··· GIVEN INFORMATION ···

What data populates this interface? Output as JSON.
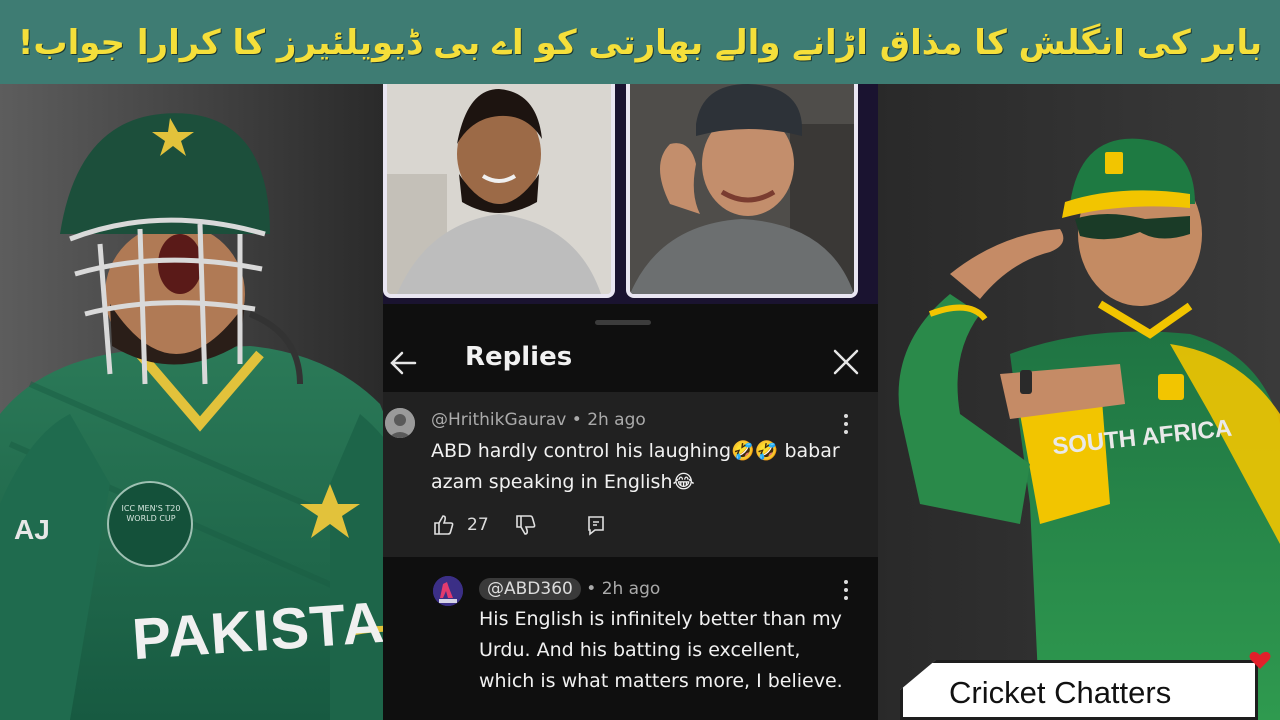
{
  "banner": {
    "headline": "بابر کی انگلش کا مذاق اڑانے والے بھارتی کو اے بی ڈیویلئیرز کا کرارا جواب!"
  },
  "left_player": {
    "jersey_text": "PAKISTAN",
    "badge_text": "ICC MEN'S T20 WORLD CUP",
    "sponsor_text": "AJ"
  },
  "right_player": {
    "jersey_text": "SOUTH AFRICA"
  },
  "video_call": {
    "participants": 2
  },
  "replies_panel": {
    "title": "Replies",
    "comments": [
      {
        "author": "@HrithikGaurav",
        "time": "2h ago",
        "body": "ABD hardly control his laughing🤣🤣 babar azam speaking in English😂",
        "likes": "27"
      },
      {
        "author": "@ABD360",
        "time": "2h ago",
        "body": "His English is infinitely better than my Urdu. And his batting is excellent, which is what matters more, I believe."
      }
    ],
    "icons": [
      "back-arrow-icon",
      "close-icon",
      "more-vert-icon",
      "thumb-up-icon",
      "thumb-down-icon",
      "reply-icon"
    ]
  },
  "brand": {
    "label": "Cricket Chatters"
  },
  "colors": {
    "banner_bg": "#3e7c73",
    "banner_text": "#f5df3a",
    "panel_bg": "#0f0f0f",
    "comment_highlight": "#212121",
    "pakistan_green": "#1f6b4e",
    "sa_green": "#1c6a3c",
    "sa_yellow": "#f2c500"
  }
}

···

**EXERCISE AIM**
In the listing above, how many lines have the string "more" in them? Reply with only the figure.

**ANSWER TO THIS EXERCISE**
2